**TO DO:** An exact reprint of the listing is required, with no pictures included.

**DATA TO USE:**
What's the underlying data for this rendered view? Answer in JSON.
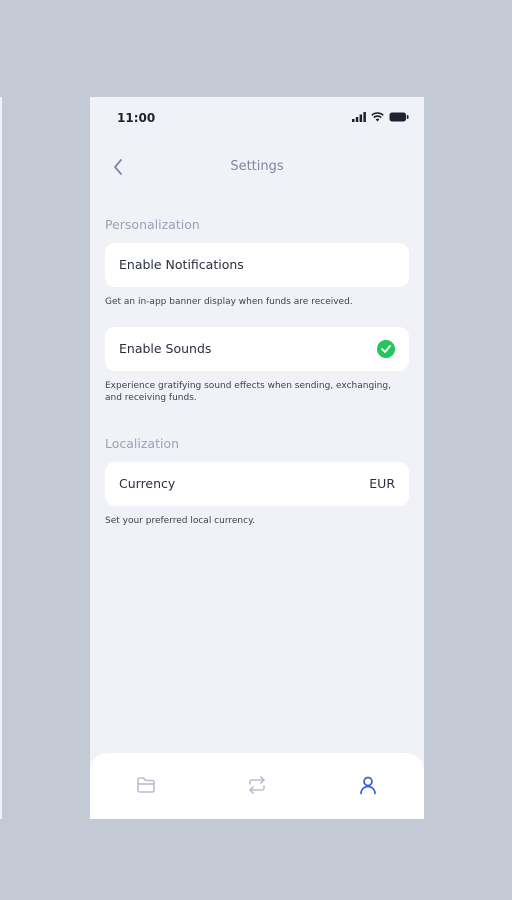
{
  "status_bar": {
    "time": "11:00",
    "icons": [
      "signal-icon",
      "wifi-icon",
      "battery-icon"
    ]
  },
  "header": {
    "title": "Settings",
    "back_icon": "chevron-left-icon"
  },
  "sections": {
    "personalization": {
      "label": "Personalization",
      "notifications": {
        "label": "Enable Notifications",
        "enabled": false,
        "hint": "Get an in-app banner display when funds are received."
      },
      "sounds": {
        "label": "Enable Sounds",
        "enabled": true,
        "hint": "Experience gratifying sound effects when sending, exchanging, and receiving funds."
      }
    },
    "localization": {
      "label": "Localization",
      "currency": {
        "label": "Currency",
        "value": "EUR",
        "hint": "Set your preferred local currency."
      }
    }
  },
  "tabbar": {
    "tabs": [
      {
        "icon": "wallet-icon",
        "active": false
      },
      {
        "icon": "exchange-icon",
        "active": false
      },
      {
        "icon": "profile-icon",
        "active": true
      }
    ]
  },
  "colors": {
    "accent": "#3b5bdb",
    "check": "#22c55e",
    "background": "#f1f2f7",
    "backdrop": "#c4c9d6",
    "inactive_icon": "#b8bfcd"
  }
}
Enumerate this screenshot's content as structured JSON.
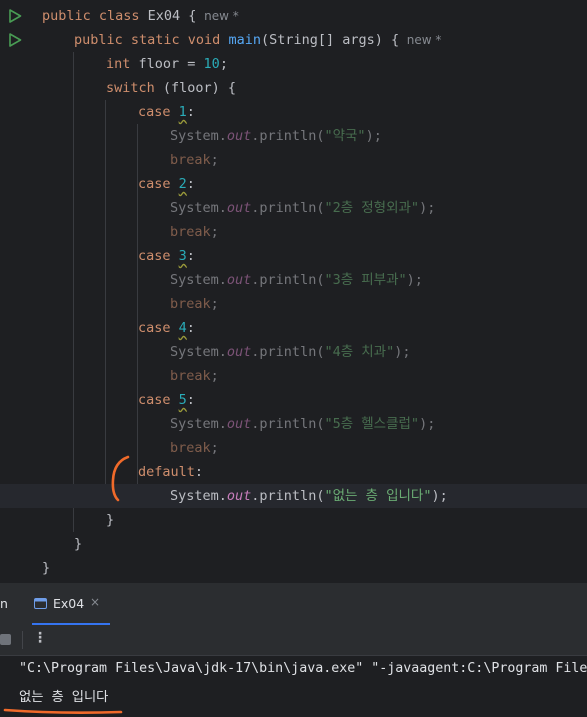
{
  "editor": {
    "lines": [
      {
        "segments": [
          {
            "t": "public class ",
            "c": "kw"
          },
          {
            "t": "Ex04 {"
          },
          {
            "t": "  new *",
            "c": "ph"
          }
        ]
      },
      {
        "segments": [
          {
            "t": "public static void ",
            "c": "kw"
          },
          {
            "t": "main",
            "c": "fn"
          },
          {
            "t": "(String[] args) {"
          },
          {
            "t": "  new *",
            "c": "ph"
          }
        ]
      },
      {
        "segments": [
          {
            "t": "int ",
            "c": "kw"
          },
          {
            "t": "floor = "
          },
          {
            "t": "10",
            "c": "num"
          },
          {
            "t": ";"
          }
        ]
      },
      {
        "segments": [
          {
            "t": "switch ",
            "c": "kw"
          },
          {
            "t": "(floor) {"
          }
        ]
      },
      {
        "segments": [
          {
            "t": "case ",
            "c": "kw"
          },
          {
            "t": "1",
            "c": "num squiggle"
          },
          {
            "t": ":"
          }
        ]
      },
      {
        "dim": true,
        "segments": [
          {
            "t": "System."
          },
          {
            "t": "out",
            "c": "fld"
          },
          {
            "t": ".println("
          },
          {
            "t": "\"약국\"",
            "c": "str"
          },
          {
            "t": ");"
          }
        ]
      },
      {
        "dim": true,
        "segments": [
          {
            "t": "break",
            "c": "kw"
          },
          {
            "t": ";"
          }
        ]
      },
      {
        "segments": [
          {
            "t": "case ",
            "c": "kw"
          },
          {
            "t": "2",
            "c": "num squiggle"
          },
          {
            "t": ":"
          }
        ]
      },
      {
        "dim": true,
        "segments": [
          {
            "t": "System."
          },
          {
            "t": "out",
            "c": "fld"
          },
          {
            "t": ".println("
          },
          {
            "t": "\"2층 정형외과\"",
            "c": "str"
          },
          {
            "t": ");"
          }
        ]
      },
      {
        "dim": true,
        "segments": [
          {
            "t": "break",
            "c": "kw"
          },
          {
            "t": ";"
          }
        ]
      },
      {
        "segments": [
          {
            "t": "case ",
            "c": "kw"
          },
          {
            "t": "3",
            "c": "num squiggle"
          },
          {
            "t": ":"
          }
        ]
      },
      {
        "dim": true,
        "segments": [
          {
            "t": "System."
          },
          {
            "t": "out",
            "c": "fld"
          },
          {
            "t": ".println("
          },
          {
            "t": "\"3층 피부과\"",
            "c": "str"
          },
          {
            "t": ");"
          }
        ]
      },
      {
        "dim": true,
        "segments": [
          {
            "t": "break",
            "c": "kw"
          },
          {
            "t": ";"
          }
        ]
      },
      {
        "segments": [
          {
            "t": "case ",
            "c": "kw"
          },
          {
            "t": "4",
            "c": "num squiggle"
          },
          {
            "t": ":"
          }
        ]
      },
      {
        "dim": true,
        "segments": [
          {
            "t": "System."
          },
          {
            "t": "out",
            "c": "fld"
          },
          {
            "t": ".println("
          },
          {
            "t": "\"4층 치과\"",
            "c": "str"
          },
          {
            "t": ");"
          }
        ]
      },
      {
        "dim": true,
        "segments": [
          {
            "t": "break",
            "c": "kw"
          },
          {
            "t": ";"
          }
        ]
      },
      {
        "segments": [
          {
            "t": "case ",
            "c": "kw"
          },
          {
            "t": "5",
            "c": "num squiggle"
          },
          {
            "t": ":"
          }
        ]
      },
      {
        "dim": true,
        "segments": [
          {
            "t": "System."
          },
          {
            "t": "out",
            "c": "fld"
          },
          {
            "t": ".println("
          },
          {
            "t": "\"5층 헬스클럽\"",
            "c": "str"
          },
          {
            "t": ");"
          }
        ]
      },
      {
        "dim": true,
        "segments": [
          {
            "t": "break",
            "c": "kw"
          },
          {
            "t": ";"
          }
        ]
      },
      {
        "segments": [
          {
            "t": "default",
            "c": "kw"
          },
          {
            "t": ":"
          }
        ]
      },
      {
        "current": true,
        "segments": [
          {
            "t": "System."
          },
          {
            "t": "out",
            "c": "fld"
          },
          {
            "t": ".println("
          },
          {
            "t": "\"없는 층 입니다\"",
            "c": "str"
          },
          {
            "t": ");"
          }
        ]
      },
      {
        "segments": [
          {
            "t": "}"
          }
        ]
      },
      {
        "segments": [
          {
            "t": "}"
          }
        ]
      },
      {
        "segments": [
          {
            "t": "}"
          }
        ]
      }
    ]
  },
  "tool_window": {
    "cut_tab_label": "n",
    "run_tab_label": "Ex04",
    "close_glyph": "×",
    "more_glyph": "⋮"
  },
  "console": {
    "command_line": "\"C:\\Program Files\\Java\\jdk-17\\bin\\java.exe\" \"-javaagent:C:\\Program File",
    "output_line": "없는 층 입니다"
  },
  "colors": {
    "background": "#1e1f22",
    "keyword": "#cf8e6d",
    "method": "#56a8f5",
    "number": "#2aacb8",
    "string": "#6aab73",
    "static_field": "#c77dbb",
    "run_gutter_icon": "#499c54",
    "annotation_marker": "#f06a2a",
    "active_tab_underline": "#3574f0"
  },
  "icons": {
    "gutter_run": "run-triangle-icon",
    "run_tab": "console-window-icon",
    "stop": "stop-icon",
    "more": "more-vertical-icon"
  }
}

**FINAL ANSWER:**
What's the underlying data for this rendered view? Answer in JSON.
{
  "status_bar": {
    "time": "11:00",
    "icons": [
      "signal-icon",
      "wifi-icon",
      "battery-icon"
    ]
  },
  "header": {
    "title": "Settings",
    "back_icon": "chevron-left-icon"
  },
  "sections": {
    "personalization": {
      "label": "Personalization",
      "notifications": {
        "label": "Enable Notifications",
        "enabled": false,
        "hint": "Get an in-app banner display when funds are received."
      },
      "sounds": {
        "label": "Enable Sounds",
        "enabled": true,
        "hint": "Experience gratifying sound effects when sending, exchanging, and receiving funds."
      }
    },
    "localization": {
      "label": "Localization",
      "currency": {
        "label": "Currency",
        "value": "EUR",
        "hint": "Set your preferred local currency."
      }
    }
  },
  "tabbar": {
    "tabs": [
      {
        "icon": "wallet-icon",
        "active": false
      },
      {
        "icon": "exchange-icon",
        "active": false
      },
      {
        "icon": "profile-icon",
        "active": true
      }
    ]
  },
  "colors": {
    "accent": "#3b5bdb",
    "check": "#22c55e",
    "background": "#f1f2f7",
    "backdrop": "#c4c9d6",
    "inactive_icon": "#b8bfcd"
  }
}
Enumerate this screenshot's content as structured JSON.
{
  "editor": {
    "lines": [
      {
        "segments": [
          {
            "t": "public class ",
            "c": "kw"
          },
          {
            "t": "Ex04 {"
          },
          {
            "t": "  new *",
            "c": "ph"
          }
        ]
      },
      {
        "segments": [
          {
            "t": "public static void ",
            "c": "kw"
          },
          {
            "t": "main",
            "c": "fn"
          },
          {
            "t": "(String[] args) {"
          },
          {
            "t": "  new *",
            "c": "ph"
          }
        ]
      },
      {
        "segments": [
          {
            "t": "int ",
            "c": "kw"
          },
          {
            "t": "floor = "
          },
          {
            "t": "10",
            "c": "num"
          },
          {
            "t": ";"
          }
        ]
      },
      {
        "segments": [
          {
            "t": "switch ",
            "c": "kw"
          },
          {
            "t": "(floor) {"
          }
        ]
      },
      {
        "segments": [
          {
            "t": "case ",
            "c": "kw"
          },
          {
            "t": "1",
            "c": "num squiggle"
          },
          {
            "t": ":"
          }
        ]
      },
      {
        "dim": true,
        "segments": [
          {
            "t": "System."
          },
          {
            "t": "out",
            "c": "fld"
          },
          {
            "t": ".println("
          },
          {
            "t": "\"약국\"",
            "c": "str"
          },
          {
            "t": ");"
          }
        ]
      },
      {
        "dim": true,
        "segments": [
          {
            "t": "break",
            "c": "kw"
          },
          {
            "t": ";"
          }
        ]
      },
      {
        "segments": [
          {
            "t": "case ",
            "c": "kw"
          },
          {
            "t": "2",
            "c": "num squiggle"
          },
          {
            "t": ":"
          }
        ]
      },
      {
        "dim": true,
        "segments": [
          {
            "t": "System."
          },
          {
            "t": "out",
            "c": "fld"
          },
          {
            "t": ".println("
          },
          {
            "t": "\"2층 정형외과\"",
            "c": "str"
          },
          {
            "t": ");"
          }
        ]
      },
      {
        "dim": true,
        "segments": [
          {
            "t": "break",
            "c": "kw"
          },
          {
            "t": ";"
          }
        ]
      },
      {
        "segments": [
          {
            "t": "case ",
            "c": "kw"
          },
          {
            "t": "3",
            "c": "num squiggle"
          },
          {
            "t": ":"
          }
        ]
      },
      {
        "dim": true,
        "segments": [
          {
            "t": "System."
          },
          {
            "t": "out",
            "c": "fld"
          },
          {
            "t": ".println("
          },
          {
            "t": "\"3층 피부과\"",
            "c": "str"
          },
          {
            "t": ");"
          }
        ]
      },
      {
        "dim": true,
        "segments": [
          {
            "t": "break",
            "c": "kw"
          },
          {
            "t": ";"
          }
        ]
      },
      {
        "segments": [
          {
            "t": "case ",
            "c": "kw"
          },
          {
            "t": "4",
            "c": "num squiggle"
          },
          {
            "t": ":"
          }
        ]
      },
      {
        "dim": true,
        "segments": [
          {
            "t": "System."
          },
          {
            "t": "out",
            "c": "fld"
          },
          {
            "t": ".println("
          },
          {
            "t": "\"4층 치과\"",
            "c": "str"
          },
          {
            "t": ");"
          }
        ]
      },
      {
        "dim": true,
        "segments": [
          {
            "t": "break",
            "c": "kw"
          },
          {
            "t": ";"
          }
        ]
      },
      {
        "segments": [
          {
            "t": "case ",
            "c": "kw"
          },
          {
            "t": "5",
            "c": "num squiggle"
          },
          {
            "t": ":"
          }
        ]
      },
      {
        "dim": true,
        "segments": [
          {
            "t": "System."
          },
          {
            "t": "out",
            "c": "fld"
          },
          {
            "t": ".println("
          },
          {
            "t": "\"5층 헬스클럽\"",
            "c": "str"
          },
          {
            "t": ");"
          }
        ]
      },
      {
        "dim": true,
        "segments": [
          {
            "t": "break",
            "c": "kw"
          },
          {
            "t": ";"
          }
        ]
      },
      {
        "segments": [
          {
            "t": "default",
            "c": "kw"
          },
          {
            "t": ":"
          }
        ]
      },
      {
        "current": true,
        "segments": [
          {
            "t": "System."
          },
          {
            "t": "out",
            "c": "fld"
          },
          {
            "t": ".println("
          },
          {
            "t": "\"없는 층 입니다\"",
            "c": "str"
          },
          {
            "t": ");"
          }
        ]
      },
      {
        "segments": [
          {
            "t": "}"
          }
        ]
      },
      {
        "segments": [
          {
            "t": "}"
          }
        ]
      },
      {
        "segments": [
          {
            "t": "}"
          }
        ]
      }
    ]
  },
  "tool_window": {
    "cut_tab_label": "n",
    "run_tab_label": "Ex04",
    "close_glyph": "×",
    "more_glyph": "⋮"
  },
  "console": {
    "command_line": "\"C:\\Program Files\\Java\\jdk-17\\bin\\java.exe\" \"-javaagent:C:\\Program File",
    "output_line": "없는 층 입니다"
  },
  "colors": {
    "background": "#1e1f22",
    "keyword": "#cf8e6d",
    "method": "#56a8f5",
    "number": "#2aacb8",
    "string": "#6aab73",
    "static_field": "#c77dbb",
    "run_gutter_icon": "#499c54",
    "annotation_marker": "#f06a2a",
    "active_tab_underline": "#3574f0"
  },
  "icons": {
    "gutter_run": "run-triangle-icon",
    "run_tab": "console-window-icon",
    "stop": "stop-icon",
    "more": "more-vertical-icon"
  }
}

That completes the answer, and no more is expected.